The boat ride is uneventful. The sun shyly peeks out from the clouded sky. 45 minutes, I think to myself. That is all that we need for the rain to hold off. There are only six passengers on the boat this trip which fortunately leaves room for our excessive cargo. Don Silvio, the boat captain, easily makes the journey while the fresh tourists whip out their cameras to capture the beauty of the islands. We pull into the port, dry notebooks and all.
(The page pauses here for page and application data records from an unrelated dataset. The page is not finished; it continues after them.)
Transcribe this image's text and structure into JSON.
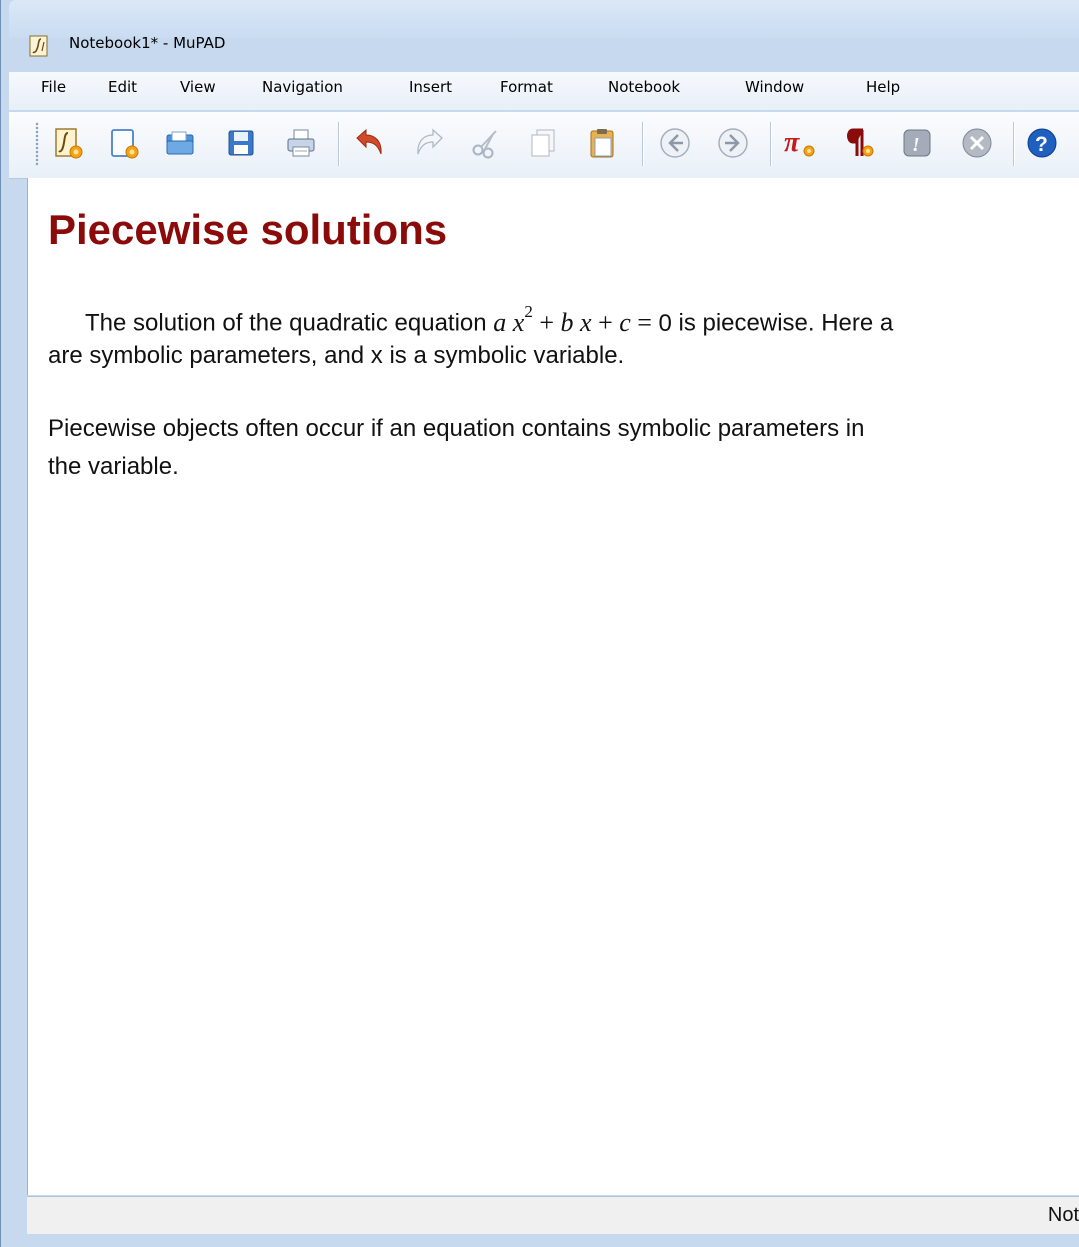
{
  "window": {
    "title": "Notebook1* - MuPAD"
  },
  "menu": {
    "items": [
      "File",
      "Edit",
      "View",
      "Navigation",
      "Insert",
      "Format",
      "Notebook",
      "Window",
      "Help"
    ]
  },
  "toolbar": {
    "buttons": [
      "new-notebook-icon",
      "new-editor-icon",
      "open-icon",
      "save-icon",
      "print-icon",
      "undo-icon",
      "redo-icon",
      "cut-icon",
      "copy-icon",
      "paste-icon",
      "back-icon",
      "forward-icon",
      "insert-calculation-icon",
      "insert-text-paragraph-icon",
      "evaluate-icon",
      "stop-icon",
      "help-icon"
    ]
  },
  "document": {
    "heading": "Piecewise solutions",
    "paragraph1": {
      "before": "The solution of the quadratic equation",
      "eq_a": "a",
      "eq_x": "x",
      "eq_sup": "2",
      "eq_plus1": " + ",
      "eq_b": "b",
      "eq_x2": "x",
      "eq_plus2": " + ",
      "eq_c": "c",
      "eq_eq": " = ",
      "eq_zero": "0",
      "after": " is piecewise. Here a",
      "line2": "are symbolic parameters, and x is a symbolic variable."
    },
    "paragraph2": {
      "line1": "Piecewise objects often occur if an equation contains symbolic parameters in",
      "line2": "the variable."
    }
  },
  "statusbar": {
    "text": "Not"
  },
  "colors": {
    "heading": "#8b0a0a",
    "frame": "#c6d9ef"
  }
}
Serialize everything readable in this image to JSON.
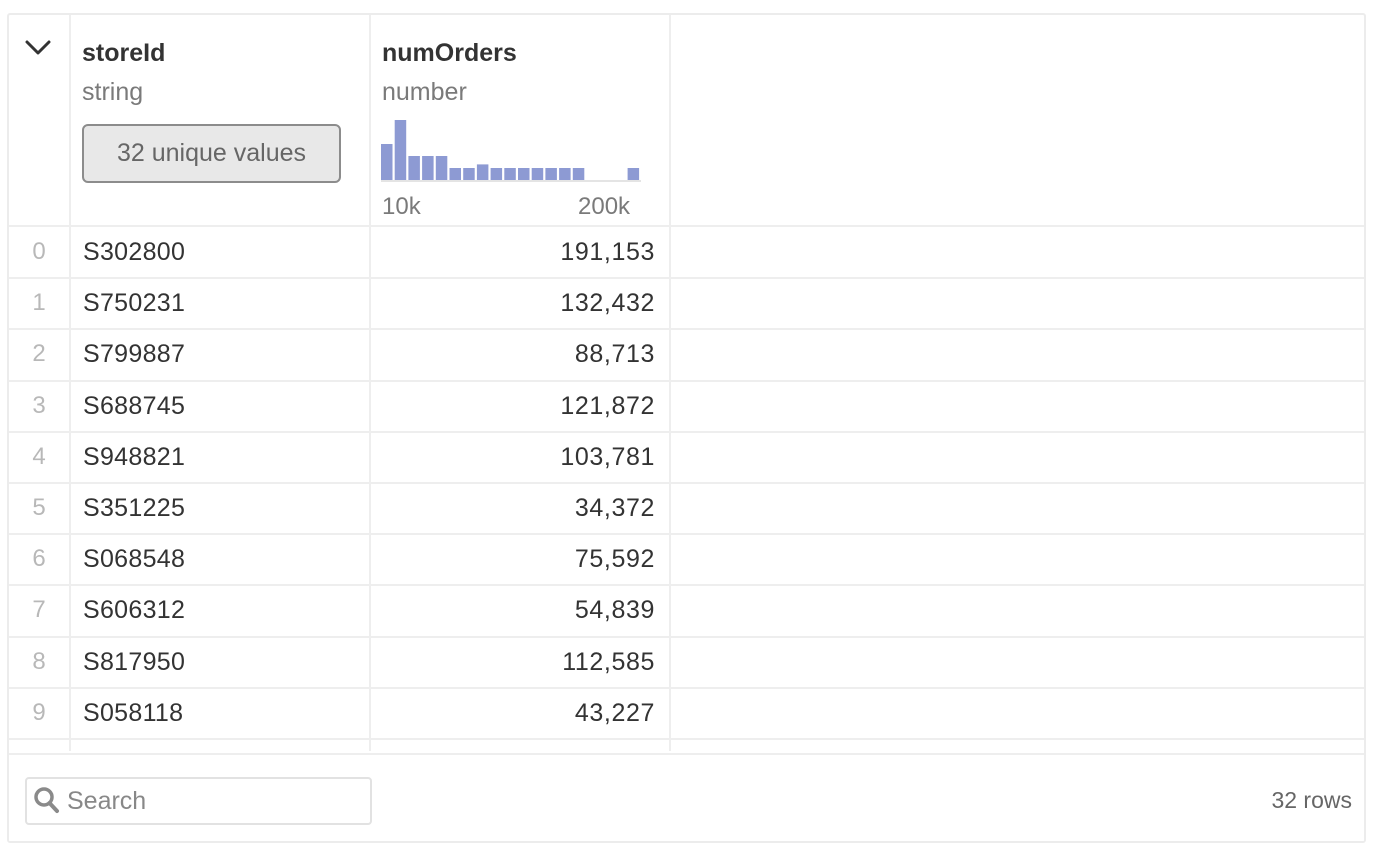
{
  "columns": [
    {
      "name": "storeId",
      "type": "string",
      "summary_button": "32 unique values"
    },
    {
      "name": "numOrders",
      "type": "number",
      "histogram": {
        "min_label": "10k",
        "max_label": "200k",
        "bar_color": "#8d9ad3",
        "relative_counts": [
          3,
          5,
          2,
          2,
          2,
          1,
          1,
          1.3,
          1,
          1,
          1,
          1,
          1,
          1,
          1,
          0,
          0,
          0,
          1
        ]
      }
    }
  ],
  "rows": [
    {
      "index": "0",
      "storeId": "S302800",
      "numOrders": "191,153"
    },
    {
      "index": "1",
      "storeId": "S750231",
      "numOrders": "132,432"
    },
    {
      "index": "2",
      "storeId": "S799887",
      "numOrders": "88,713"
    },
    {
      "index": "3",
      "storeId": "S688745",
      "numOrders": "121,872"
    },
    {
      "index": "4",
      "storeId": "S948821",
      "numOrders": "103,781"
    },
    {
      "index": "5",
      "storeId": "S351225",
      "numOrders": "34,372"
    },
    {
      "index": "6",
      "storeId": "S068548",
      "numOrders": "75,592"
    },
    {
      "index": "7",
      "storeId": "S606312",
      "numOrders": "54,839"
    },
    {
      "index": "8",
      "storeId": "S817950",
      "numOrders": "112,585"
    },
    {
      "index": "9",
      "storeId": "S058118",
      "numOrders": "43,227"
    }
  ],
  "footer": {
    "search_placeholder": "Search",
    "row_count": "32 rows"
  },
  "icons": {
    "collapse": "chevron-down-icon",
    "search": "search-icon"
  }
}
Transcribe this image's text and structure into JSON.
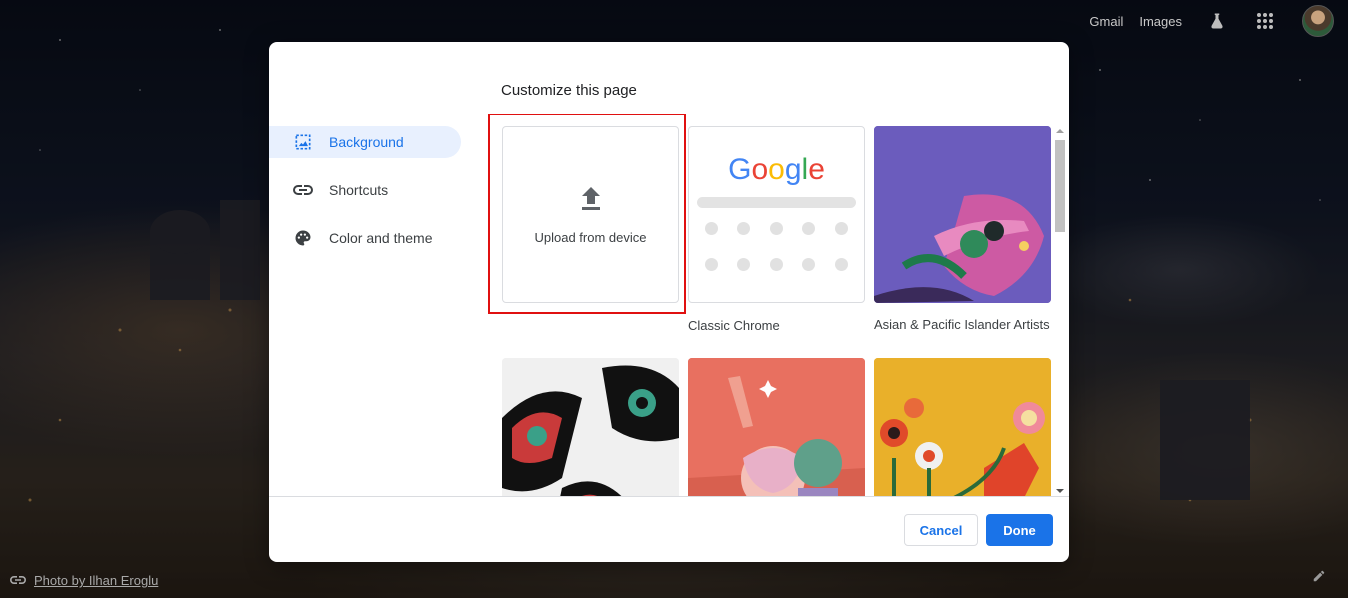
{
  "topbar": {
    "gmail": "Gmail",
    "images": "Images",
    "labs_icon": "flask-icon",
    "apps_icon": "apps-grid-icon",
    "avatar_icon": "profile-avatar"
  },
  "attribution": {
    "icon": "link-icon",
    "text": "Photo by Ilhan Eroglu"
  },
  "dialog": {
    "title": "Customize this page",
    "sidebar": [
      {
        "label": "Background",
        "icon": "image-icon",
        "active": true
      },
      {
        "label": "Shortcuts",
        "icon": "link-icon",
        "active": false
      },
      {
        "label": "Color and theme",
        "icon": "palette-icon",
        "active": false
      }
    ],
    "tiles": {
      "upload": {
        "label": "Upload from device",
        "icon": "upload-icon"
      },
      "classic": {
        "label": "Classic Chrome",
        "logo": "Google"
      },
      "aapi": {
        "label": "Asian & Pacific Islander Artists"
      }
    },
    "buttons": {
      "cancel": "Cancel",
      "done": "Done"
    }
  },
  "colors": {
    "accent": "#1a73e8",
    "highlight": "#e01010",
    "active_bg": "#e8f0fe"
  }
}
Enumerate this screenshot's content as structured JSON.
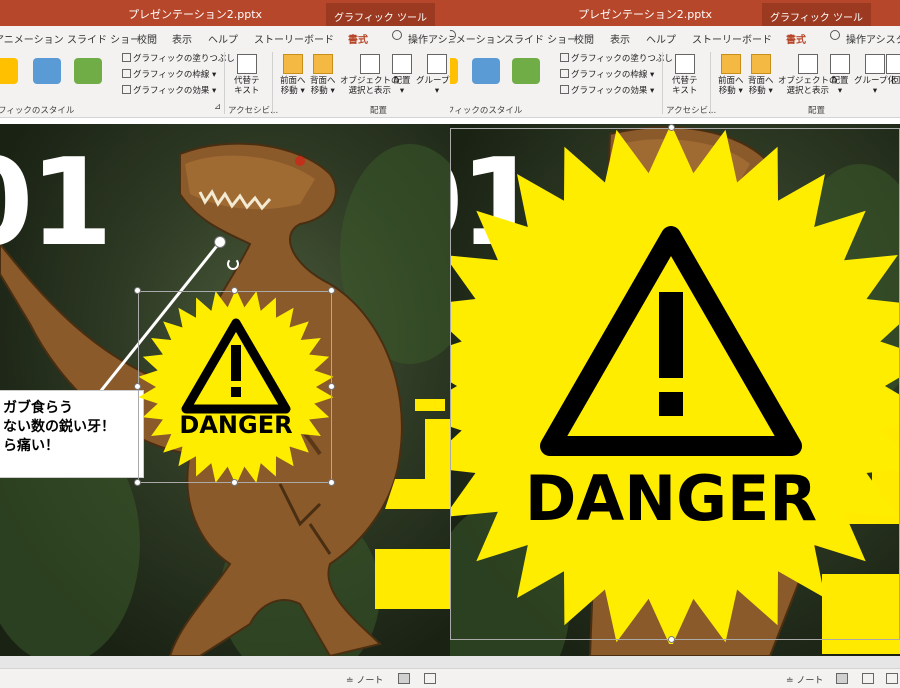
{
  "window": {
    "filename": "プレゼンテーション2.pptx",
    "context_tab": "グラフィック ツール"
  },
  "tabs": {
    "animation": "アニメーション",
    "slideshow": "スライド ショー",
    "review": "校閲",
    "view": "表示",
    "help": "ヘルプ",
    "storyboard": "ストーリーボード",
    "format": "書式",
    "tell_me": "操作アシスタ"
  },
  "ribbon": {
    "fill": "グラフィックの塗りつぶし",
    "outline": "グラフィックの枠線",
    "effects": "グラフィックの効果",
    "styles_group": "フィックのスタイル",
    "alt_text_1": "代替テ",
    "alt_text_2": "キスト",
    "accessibility_group": "アクセシビ...",
    "bring_forward_1": "前面へ",
    "bring_forward_2": "移動",
    "send_backward_1": "背面へ",
    "send_backward_2": "移動",
    "selection_pane_1": "オブジェクトの",
    "selection_pane_2": "選択と表示",
    "align": "配置",
    "group": "グループ化",
    "rotate": "回",
    "arrange_group": "配置",
    "swatch_colors": [
      "#ffc000",
      "#5b9bd5",
      "#70ad47"
    ]
  },
  "slide": {
    "number": "01",
    "callout_lines": [
      "ガブ食らう",
      "ない数の鋭い牙！",
      "ら痛い！"
    ],
    "callout_fragment_right": "痛",
    "danger_label": "DANGER",
    "danger_color": "#ffed00"
  },
  "statusbar": {
    "notes": "ノート"
  }
}
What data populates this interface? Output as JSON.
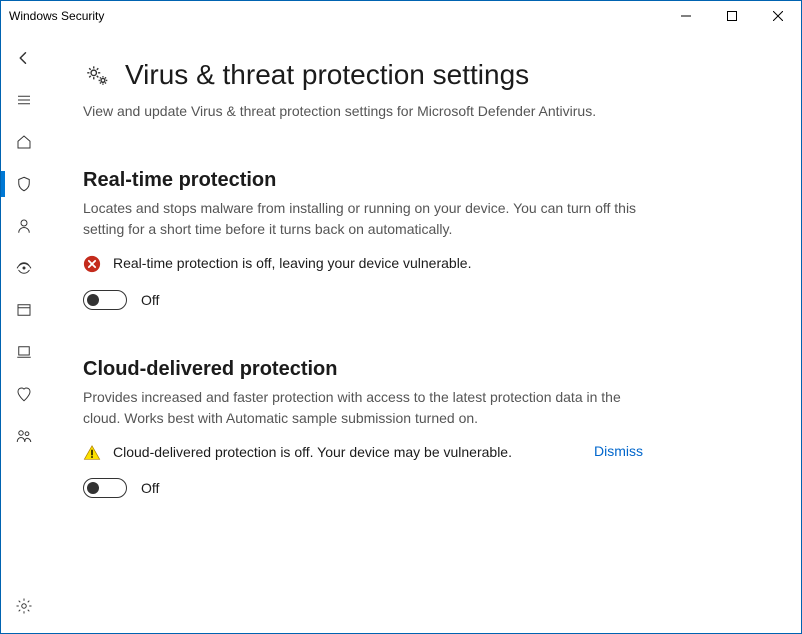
{
  "window": {
    "title": "Windows Security"
  },
  "page": {
    "heading": "Virus & threat protection settings",
    "subtitle": "View and update Virus & threat protection settings for Microsoft Defender Antivirus."
  },
  "sections": {
    "realtime": {
      "title": "Real-time protection",
      "desc": "Locates and stops malware from installing or running on your device. You can turn off this setting for a short time before it turns back on automatically.",
      "alert": "Real-time protection is off, leaving your device vulnerable.",
      "toggle_label": "Off"
    },
    "cloud": {
      "title": "Cloud-delivered protection",
      "desc": "Provides increased and faster protection with access to the latest protection data in the cloud. Works best with Automatic sample submission turned on.",
      "alert": "Cloud-delivered protection is off. Your device may be vulnerable.",
      "dismiss": "Dismiss",
      "toggle_label": "Off"
    }
  }
}
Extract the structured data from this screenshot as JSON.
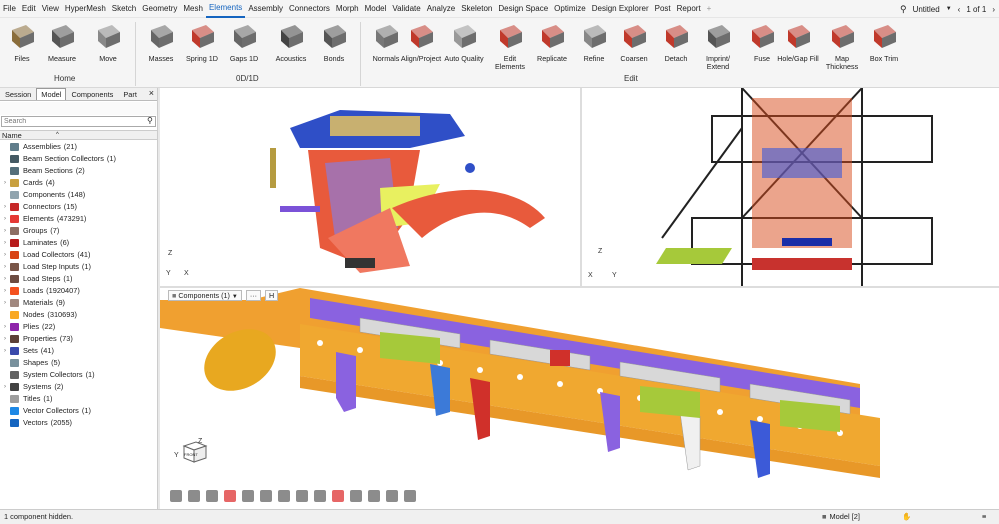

It’s one week later, we are preparing to depart and it’s pouring rain. It’s been raining since 5:30am. The boat is due to leave at 9:00am. We pack 1400 pieces of balsa ornaments into two large plastic bags. I use two other white garbage bags to store the entire contents of my LLBean duffel and then zip it closed. Arlen and Irena assist us in hauling everything to the boat. Jairo looks at the folded black plastic and decides to bring it even though everything we are carrying is already wrapped in plastic. We are the last to board the small boat which puts us in the front row. Six passengers are behind us. As Don Silvio starts the engine, I quickly realize what is about to happen when one is riding in an open air boat at high speed in the rain. The passengers in the front row become the windshield! We are being pelleted with stinging raindrops while Jairo struggles to pull the two yards of black plastic from his backpack. We drape ourselves and hunch over behind the shield of water repellant material. I look at Jairo and joke about the fact that since we awoke to no water at the hotel, neither of us were able to shower. I guess we could count this as a fine replacement for bathing.